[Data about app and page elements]
◇ ◇ ◇ ◇ ◇

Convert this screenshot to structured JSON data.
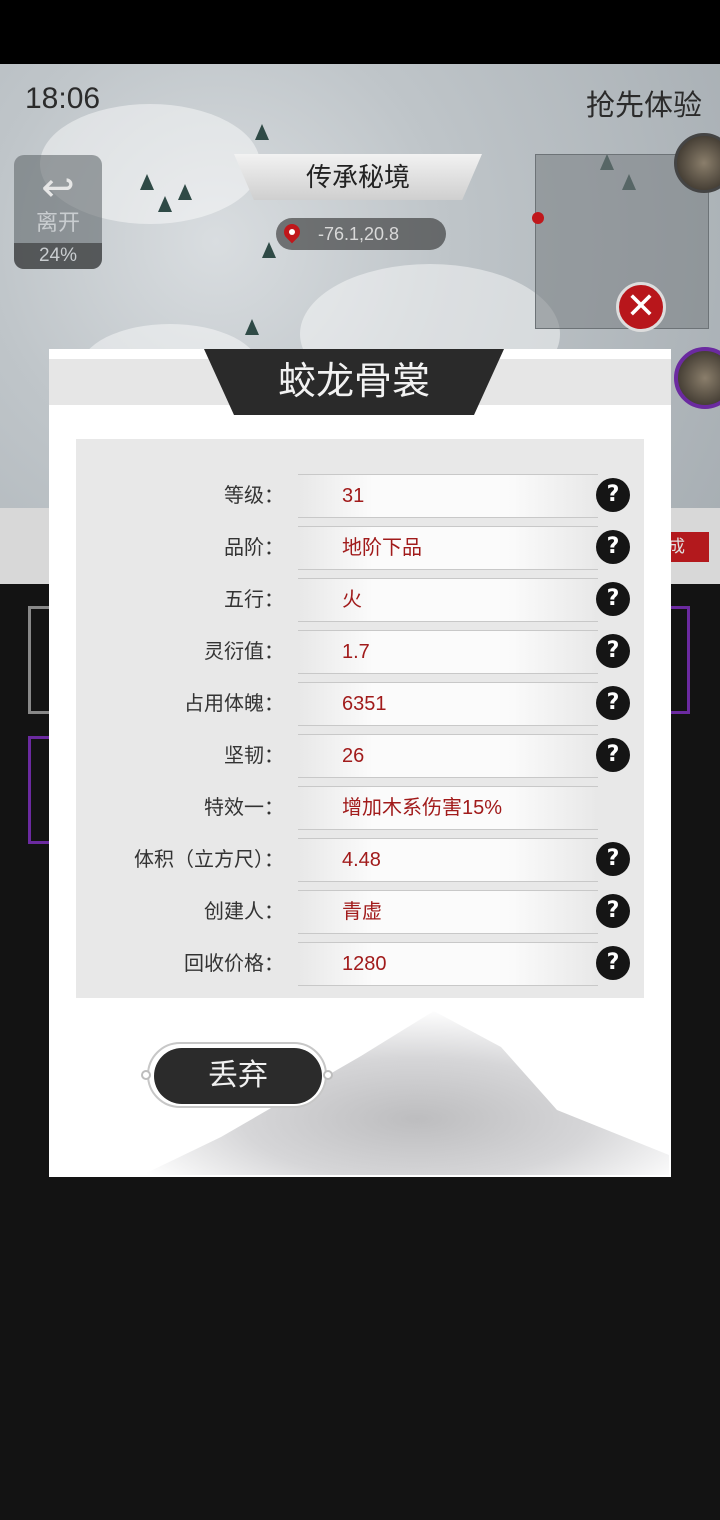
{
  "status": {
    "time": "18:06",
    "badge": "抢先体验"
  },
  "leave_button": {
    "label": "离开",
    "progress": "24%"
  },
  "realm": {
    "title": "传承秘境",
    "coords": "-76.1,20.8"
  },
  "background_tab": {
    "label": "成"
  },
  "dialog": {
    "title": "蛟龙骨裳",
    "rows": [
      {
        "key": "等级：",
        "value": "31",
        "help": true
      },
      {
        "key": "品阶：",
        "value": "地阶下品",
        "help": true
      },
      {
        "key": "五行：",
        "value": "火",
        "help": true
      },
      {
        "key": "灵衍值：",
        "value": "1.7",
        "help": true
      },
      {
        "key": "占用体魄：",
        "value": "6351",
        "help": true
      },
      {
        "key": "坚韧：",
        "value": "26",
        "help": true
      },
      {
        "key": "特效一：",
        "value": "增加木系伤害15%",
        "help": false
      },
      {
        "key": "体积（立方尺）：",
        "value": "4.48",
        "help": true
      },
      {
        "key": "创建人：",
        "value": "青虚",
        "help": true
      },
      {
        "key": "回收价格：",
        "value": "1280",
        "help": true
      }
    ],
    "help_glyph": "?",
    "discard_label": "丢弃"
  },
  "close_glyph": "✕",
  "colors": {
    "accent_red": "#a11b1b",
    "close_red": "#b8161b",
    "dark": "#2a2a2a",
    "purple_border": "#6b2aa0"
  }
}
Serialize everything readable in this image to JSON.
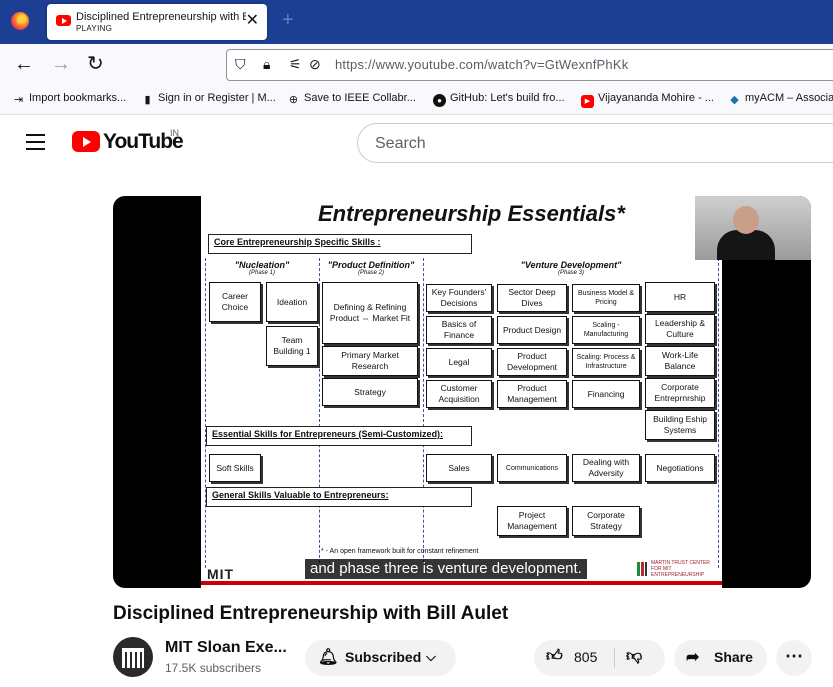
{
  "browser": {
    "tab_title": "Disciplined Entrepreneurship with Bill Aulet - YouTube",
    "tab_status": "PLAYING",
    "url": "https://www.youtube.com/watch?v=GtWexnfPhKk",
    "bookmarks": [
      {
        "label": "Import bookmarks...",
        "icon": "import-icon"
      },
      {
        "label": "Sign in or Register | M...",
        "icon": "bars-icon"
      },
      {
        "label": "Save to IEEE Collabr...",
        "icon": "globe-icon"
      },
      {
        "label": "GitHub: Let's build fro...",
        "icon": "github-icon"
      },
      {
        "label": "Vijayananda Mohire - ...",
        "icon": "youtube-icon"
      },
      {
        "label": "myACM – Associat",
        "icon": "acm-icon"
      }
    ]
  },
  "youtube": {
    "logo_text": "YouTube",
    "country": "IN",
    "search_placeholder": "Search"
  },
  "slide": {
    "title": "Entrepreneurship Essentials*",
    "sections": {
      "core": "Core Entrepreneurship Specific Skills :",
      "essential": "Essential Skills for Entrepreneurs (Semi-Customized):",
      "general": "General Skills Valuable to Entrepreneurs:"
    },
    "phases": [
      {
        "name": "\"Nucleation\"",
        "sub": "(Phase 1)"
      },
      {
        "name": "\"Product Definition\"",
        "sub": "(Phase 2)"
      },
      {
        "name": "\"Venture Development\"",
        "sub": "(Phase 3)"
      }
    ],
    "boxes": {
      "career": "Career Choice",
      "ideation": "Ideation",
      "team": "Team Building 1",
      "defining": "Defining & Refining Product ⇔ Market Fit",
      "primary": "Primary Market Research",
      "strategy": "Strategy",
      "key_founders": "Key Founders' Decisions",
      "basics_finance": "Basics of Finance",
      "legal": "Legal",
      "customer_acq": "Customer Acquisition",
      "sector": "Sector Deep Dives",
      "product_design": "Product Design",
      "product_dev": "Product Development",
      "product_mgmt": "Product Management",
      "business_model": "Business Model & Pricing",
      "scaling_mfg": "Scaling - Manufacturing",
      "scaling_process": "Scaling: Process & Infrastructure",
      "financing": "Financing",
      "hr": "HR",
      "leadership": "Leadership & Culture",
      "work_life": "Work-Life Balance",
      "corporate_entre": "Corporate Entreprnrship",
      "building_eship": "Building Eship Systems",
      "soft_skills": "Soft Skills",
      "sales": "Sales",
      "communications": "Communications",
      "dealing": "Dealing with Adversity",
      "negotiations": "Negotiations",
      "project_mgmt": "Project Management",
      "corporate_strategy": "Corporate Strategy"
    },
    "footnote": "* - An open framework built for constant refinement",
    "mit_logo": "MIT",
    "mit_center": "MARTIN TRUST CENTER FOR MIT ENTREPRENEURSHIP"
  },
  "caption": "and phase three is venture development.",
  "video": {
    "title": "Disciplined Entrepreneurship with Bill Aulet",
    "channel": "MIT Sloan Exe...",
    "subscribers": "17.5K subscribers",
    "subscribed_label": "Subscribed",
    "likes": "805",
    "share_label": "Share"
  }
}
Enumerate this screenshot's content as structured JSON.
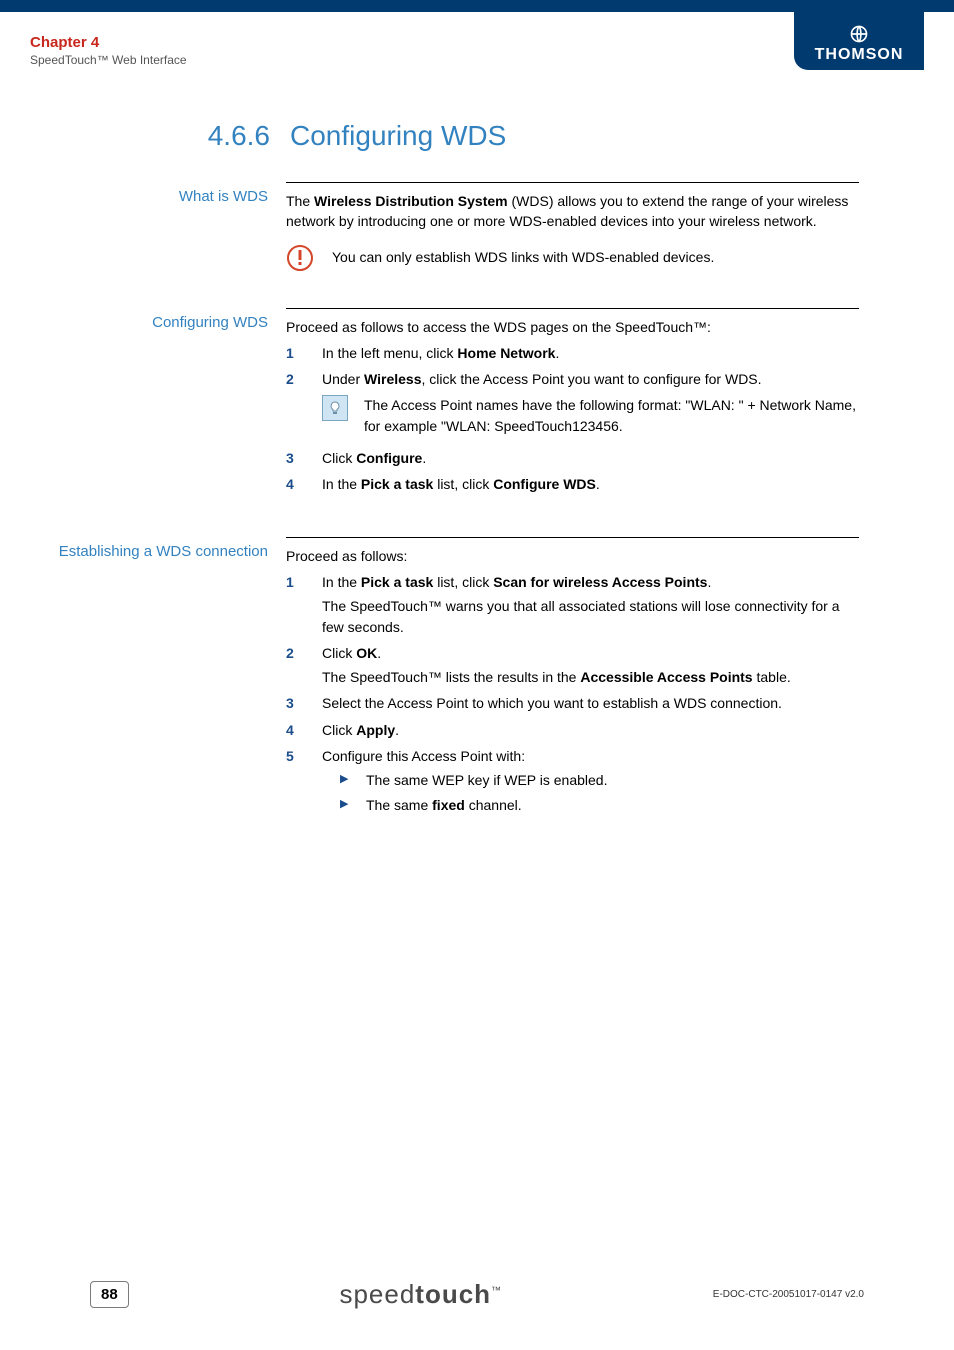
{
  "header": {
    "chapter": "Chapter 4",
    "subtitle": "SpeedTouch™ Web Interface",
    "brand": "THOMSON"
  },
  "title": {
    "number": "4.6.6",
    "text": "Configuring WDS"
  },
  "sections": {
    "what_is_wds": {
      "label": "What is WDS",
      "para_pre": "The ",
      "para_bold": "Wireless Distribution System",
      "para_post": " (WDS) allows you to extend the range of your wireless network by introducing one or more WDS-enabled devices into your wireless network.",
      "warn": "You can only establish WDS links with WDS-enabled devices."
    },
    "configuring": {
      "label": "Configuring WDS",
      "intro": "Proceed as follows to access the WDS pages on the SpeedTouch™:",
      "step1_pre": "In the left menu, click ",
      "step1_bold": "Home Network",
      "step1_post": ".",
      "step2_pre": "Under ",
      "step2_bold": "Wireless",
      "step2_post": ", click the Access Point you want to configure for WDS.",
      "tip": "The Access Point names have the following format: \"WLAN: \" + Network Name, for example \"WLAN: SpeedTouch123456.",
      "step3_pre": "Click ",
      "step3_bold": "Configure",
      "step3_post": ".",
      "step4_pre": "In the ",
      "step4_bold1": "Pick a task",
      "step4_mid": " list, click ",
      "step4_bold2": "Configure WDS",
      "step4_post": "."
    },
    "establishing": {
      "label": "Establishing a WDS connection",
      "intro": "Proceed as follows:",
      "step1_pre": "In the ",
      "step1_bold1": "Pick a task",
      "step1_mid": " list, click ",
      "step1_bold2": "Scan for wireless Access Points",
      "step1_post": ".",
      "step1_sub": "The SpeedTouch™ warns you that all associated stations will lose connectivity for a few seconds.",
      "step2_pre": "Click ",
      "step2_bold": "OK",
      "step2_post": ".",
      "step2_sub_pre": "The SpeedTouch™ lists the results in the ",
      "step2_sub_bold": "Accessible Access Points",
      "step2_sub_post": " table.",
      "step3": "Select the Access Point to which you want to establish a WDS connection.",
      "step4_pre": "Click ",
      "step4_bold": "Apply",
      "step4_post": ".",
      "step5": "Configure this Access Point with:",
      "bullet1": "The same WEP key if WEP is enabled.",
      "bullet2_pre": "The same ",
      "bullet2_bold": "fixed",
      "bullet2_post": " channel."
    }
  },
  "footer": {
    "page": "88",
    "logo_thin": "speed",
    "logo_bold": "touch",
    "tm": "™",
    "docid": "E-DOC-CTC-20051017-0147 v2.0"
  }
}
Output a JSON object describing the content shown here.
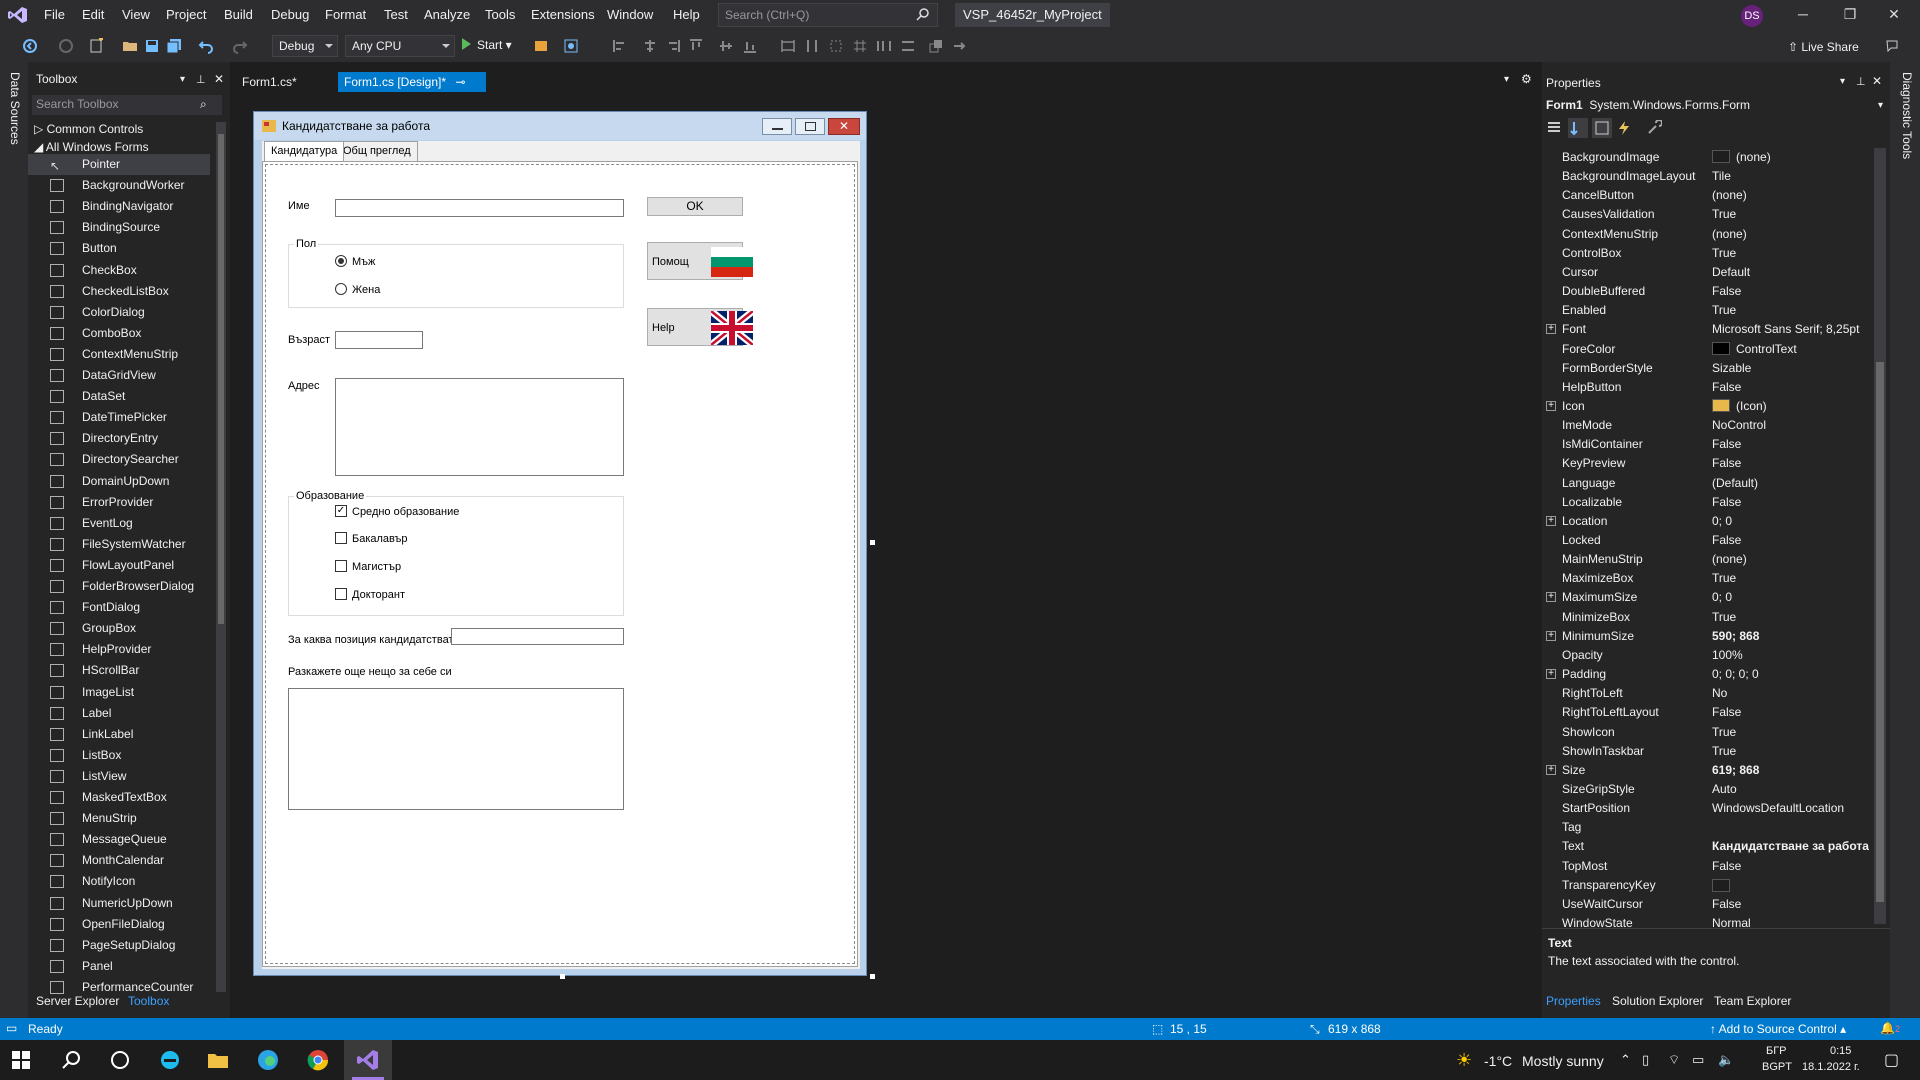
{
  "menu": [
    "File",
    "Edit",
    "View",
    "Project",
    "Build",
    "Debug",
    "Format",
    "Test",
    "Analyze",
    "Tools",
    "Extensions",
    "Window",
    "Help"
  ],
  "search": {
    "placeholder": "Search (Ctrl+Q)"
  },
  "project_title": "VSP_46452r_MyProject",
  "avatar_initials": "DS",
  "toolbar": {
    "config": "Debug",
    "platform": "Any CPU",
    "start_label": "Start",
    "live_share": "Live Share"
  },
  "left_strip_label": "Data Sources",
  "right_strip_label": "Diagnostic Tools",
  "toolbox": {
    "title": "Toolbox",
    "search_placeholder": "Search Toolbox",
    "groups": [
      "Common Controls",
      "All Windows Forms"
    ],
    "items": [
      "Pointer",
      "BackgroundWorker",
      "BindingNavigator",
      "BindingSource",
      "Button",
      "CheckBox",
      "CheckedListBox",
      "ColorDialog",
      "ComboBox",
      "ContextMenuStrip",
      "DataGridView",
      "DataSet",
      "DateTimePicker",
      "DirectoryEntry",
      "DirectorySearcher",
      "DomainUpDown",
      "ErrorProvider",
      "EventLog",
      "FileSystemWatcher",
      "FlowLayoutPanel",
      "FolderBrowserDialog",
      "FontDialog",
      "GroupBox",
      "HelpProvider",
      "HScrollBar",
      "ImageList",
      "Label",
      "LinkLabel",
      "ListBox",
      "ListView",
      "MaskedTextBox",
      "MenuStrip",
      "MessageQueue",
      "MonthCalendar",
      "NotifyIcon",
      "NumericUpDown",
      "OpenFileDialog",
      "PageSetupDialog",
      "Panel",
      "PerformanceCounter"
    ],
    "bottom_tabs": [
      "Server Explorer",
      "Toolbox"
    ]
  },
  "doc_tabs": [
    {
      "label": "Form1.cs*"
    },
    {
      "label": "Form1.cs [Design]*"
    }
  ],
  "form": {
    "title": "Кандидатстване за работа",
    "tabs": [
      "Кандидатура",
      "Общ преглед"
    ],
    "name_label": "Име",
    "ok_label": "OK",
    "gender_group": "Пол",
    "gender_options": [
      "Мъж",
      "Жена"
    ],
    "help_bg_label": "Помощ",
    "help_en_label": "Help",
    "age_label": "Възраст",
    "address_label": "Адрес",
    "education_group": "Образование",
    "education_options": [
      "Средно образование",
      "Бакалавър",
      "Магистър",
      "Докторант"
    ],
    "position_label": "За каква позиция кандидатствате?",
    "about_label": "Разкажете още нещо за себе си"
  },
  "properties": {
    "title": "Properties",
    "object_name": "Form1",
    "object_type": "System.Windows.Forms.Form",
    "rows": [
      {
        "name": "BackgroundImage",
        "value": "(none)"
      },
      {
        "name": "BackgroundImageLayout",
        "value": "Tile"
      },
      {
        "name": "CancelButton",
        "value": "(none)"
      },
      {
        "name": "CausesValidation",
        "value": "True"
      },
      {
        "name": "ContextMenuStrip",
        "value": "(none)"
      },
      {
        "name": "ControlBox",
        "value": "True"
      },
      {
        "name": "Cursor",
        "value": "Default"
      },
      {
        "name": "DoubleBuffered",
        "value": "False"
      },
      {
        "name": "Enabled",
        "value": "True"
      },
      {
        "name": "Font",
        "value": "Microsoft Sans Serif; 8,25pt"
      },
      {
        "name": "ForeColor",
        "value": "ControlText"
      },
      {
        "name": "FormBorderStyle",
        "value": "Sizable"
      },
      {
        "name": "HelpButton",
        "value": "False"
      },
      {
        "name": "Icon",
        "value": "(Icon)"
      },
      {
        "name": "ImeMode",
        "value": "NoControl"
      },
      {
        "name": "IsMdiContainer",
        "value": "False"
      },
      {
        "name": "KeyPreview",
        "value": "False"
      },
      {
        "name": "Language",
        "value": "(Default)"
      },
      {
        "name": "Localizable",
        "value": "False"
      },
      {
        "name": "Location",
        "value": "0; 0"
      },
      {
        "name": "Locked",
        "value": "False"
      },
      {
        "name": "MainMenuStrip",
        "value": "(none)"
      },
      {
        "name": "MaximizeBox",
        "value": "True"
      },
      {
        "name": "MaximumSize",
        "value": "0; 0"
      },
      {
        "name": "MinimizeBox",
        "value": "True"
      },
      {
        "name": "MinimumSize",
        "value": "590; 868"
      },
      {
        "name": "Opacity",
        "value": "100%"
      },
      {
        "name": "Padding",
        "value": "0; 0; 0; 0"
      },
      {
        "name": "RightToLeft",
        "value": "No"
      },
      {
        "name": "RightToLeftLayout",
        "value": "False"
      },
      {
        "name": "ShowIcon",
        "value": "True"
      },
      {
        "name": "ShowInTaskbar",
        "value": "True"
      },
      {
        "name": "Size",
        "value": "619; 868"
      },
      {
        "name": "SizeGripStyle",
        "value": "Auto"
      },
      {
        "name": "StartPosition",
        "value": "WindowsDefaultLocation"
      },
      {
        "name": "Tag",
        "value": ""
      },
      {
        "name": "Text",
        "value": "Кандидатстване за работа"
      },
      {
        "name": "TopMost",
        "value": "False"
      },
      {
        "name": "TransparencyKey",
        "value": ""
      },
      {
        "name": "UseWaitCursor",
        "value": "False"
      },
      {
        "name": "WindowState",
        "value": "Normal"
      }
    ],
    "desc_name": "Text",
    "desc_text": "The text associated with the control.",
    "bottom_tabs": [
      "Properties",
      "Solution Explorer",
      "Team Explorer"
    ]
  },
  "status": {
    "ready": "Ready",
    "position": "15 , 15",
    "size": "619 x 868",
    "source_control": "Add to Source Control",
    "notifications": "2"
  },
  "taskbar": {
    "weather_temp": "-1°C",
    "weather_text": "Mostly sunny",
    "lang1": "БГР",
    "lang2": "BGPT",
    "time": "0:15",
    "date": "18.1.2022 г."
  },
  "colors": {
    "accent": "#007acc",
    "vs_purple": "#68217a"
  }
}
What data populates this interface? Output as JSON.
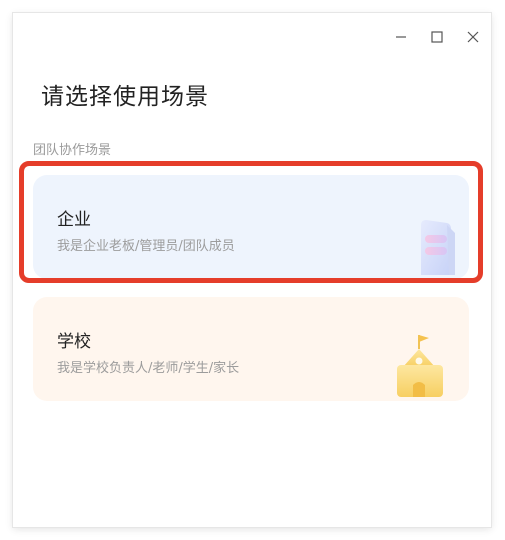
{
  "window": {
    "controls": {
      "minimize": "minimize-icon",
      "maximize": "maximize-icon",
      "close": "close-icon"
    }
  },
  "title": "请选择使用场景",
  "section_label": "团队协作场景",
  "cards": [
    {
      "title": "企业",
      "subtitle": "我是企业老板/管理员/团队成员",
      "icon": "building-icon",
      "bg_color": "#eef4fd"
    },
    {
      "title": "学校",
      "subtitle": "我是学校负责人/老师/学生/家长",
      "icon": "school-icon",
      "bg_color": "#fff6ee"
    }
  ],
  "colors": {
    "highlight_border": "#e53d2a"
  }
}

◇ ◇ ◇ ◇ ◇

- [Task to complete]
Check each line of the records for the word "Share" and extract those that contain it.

- [Task output]
    "share_label": "Share"
    "live_share": "Live Share"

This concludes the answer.